My left side rod is also very close to the tank support, which is different from Graham’s. Perhaps I need to bend the support some more rearwards.
I don’t have the original document and I took some pictures of it behind glass with bad reflections so it is pieced together from a couple of different views. I don’t think the draftsman had got it wrong originally. I’m pretty sure, from the angle of the compensator and the way the rods are connected, that the error took place because the rod from the front was moved and the drawing updated (but without thought to the effect on the angle and cross rod connections).
You can see it here where I was comparing it with the MG SA.
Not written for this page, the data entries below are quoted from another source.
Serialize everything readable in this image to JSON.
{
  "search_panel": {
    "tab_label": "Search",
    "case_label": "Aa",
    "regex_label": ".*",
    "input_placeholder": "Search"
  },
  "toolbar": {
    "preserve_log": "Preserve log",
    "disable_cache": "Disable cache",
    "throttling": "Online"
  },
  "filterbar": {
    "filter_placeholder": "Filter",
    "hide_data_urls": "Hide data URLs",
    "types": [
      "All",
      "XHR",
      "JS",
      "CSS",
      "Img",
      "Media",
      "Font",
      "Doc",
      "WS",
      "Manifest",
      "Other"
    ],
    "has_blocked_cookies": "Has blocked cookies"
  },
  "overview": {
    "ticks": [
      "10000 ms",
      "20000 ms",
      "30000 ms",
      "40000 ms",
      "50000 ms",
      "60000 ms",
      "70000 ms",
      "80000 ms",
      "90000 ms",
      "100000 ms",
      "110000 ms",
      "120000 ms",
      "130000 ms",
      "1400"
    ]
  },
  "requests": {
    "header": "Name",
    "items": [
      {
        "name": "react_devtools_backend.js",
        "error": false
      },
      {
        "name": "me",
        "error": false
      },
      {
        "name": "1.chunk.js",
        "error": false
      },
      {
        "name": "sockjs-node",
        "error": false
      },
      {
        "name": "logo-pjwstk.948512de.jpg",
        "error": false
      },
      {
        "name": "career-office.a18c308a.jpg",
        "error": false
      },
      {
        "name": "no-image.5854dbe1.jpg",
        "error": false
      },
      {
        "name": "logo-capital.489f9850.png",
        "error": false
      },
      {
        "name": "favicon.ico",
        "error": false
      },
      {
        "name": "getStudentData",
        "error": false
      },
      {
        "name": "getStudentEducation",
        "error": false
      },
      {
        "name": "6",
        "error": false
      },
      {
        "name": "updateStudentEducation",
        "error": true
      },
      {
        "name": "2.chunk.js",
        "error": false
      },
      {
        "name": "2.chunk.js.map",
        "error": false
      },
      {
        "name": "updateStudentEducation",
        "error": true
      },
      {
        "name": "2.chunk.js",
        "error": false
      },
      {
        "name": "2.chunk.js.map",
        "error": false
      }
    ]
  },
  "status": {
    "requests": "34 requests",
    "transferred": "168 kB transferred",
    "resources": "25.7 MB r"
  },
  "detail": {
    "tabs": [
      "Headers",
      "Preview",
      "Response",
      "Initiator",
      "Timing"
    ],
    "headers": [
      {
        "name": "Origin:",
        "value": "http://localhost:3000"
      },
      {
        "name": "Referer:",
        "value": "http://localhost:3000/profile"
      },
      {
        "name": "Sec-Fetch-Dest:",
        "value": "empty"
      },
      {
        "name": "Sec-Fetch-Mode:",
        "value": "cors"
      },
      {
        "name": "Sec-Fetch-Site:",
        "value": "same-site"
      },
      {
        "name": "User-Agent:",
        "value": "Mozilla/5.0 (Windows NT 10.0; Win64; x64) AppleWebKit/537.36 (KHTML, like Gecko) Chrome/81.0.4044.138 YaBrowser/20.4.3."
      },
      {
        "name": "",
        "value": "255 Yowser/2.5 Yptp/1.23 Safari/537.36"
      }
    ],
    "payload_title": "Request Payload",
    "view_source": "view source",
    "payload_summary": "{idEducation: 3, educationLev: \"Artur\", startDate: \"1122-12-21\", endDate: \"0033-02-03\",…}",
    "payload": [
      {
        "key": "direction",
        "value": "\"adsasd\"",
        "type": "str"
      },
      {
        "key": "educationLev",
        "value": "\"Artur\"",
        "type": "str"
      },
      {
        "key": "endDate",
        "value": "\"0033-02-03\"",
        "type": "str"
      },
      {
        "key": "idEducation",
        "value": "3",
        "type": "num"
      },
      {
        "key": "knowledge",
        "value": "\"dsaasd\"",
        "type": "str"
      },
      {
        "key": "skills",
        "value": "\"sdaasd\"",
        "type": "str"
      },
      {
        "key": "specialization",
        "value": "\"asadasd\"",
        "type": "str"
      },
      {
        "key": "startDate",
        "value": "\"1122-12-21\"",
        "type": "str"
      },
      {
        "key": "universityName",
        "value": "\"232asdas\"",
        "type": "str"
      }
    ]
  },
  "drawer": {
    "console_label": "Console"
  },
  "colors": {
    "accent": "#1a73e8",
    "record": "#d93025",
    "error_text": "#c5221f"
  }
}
In the MkIV the rod from the front also couples to the bell crank inboards.
Whilst looking for views of wiring looms for Graham I came across this frame from video of the 1939 unrestored Swiss car showing the brake rod in the later modified position,
Here is a better shot of my brake rods, the front and rear rods more or less in line now that I turned the bell crank connections.
I see the layout of the rods was changed for the Mark IV. Perhaps related to the change of type of shock absorbers? Parking brake cross bar also different. Is there a hole through the chassis to the right of that rod? A leftover from the previous layout?
Perhaps some DPO of my car took the rods off to paint them green, and was copying the scheme of a Mark IV when he put the rods back on wrong.
Very interesting about the MG SA. Bill Heynes must have studied it a bit, as the floating pancake oil pickup and oil level sender were used in the XK120 and Mark VII engines.
Back to the gas tank supports; I have discovered that the rear support cross bar is also bent, due to the weight of the car on the rear springs and poor attachment to the side frame rails by whoever started the restoration of the rear chassis area.